Having been threatened with “physical action” by an unknown number of anonymous students if it did not respond to a list of more than 120 demands, the Dartmouth administration promptly surrendered last week and is planning on spending at least $31 million to satisfy the students’ will.
College President Phil Hanlon and Provost Martin Wybourne made a statement last Thursday in response to the so-called “Freedom Budget” — the eight-page letter and list of demands made by the anonymous students – saying, “Diversity is one of the cornerstones of our academic community and, like you, we want Dartmouth to be a campus where our students gain the confidence and skills to work and lead in a global society.”
The initial student letter called for greater diversity in the faculty and post-doctoral program as well as an increase in enrollment for Black, Latino, and Native American students to 10 percent of the student population each. The anonymous students also demanded that all students be required to take classes on “social justice” and “marginalization,” that gender-neutral housing be available for all students, and that restrictions on the use of the term “illegal immigrants” be imposed.

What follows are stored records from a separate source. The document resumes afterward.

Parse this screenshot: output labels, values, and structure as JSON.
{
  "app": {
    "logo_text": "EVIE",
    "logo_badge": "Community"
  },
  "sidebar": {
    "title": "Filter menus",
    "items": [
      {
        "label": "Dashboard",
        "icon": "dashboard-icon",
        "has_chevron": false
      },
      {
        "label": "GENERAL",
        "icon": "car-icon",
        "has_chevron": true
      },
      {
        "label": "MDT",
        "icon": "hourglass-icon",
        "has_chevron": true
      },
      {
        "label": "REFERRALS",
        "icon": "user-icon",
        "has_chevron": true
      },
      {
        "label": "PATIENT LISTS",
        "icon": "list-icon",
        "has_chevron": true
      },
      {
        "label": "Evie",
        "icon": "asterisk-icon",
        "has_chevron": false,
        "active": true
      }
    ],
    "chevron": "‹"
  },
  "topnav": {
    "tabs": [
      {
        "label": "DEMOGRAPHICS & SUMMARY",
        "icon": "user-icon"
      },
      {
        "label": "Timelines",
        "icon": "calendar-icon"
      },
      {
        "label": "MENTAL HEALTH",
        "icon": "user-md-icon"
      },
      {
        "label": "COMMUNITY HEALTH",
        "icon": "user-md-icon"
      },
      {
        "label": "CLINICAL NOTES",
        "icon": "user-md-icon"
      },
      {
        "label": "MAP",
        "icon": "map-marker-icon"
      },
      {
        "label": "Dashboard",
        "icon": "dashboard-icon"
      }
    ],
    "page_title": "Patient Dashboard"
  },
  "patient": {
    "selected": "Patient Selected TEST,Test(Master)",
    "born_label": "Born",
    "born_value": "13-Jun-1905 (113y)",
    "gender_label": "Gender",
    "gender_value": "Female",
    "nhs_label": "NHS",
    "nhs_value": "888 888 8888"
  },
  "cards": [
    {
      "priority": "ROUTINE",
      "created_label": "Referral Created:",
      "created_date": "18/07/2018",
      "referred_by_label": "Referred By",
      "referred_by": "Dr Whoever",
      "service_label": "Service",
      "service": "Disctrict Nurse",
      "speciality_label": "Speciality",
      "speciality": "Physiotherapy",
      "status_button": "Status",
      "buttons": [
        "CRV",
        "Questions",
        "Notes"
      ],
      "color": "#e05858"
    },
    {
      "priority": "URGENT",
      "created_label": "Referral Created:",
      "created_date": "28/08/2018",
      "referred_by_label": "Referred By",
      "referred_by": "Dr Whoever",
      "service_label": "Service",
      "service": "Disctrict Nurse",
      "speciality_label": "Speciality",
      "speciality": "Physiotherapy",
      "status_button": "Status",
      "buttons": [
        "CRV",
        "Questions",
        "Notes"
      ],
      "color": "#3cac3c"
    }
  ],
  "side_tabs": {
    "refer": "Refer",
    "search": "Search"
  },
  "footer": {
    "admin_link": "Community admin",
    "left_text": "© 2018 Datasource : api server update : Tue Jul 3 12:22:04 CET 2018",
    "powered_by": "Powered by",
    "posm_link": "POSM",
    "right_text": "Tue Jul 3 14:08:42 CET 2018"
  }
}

In response to the demands for racial quotas, Dartmouth plans to allocate $1 million to hire faculty “who bring diverse perspectives to campus.” Another $30 million will also be spent to bring in more minorities for the post-doctorate program.
The college also promised to provide funds for financial aid students to participate in off-campus programs, will expand the E.E. Just program to support the academic success of minority students in the fields of science, technology, engineering, and mathematics, and promised to “do more.”
As of June 30, 2013, Dartmouth’s endowment was valued at $3.7 billion. The $31 million the college plans to devote to diversity programs comes to less than 1 percent of the endowment.
The administration announced its response to the threatening demands immediately before finals began, prompting a critique from the Dartmouth Student assembly.
“Students don’t have any time during our ridiculous two-day reading period to respond,” the Student Body President Adrian Ferrari wrote in an email sent to students. “Even if we did, what avenues are available to voice that opinion? We can’t comment on the article [announcing the administration’s intent] because there literally isn’t a mechanism for commenting on Dartmouth Now.”
Ferrari then offered to compile statements from students in support and opposition to the “Freedom Budget” to present to the faculty.
Dartmouth’s president and provost wrote that “we will continue to host and support forums that welcome all ideas with open-minded consideration and respectful dialogue — in a way that does not disrupt campus activities — and provide everyone a voice and a chance to be heard.” They then announced a host of actions — including not only the $31 million expenditure but also expanded financial aid and efforts to get “under-represented” students into harder science programs — in order to appease the anonymous and threatening mob.
— Alec Torres is a William F. Buckley Fellow at the National Review Institute.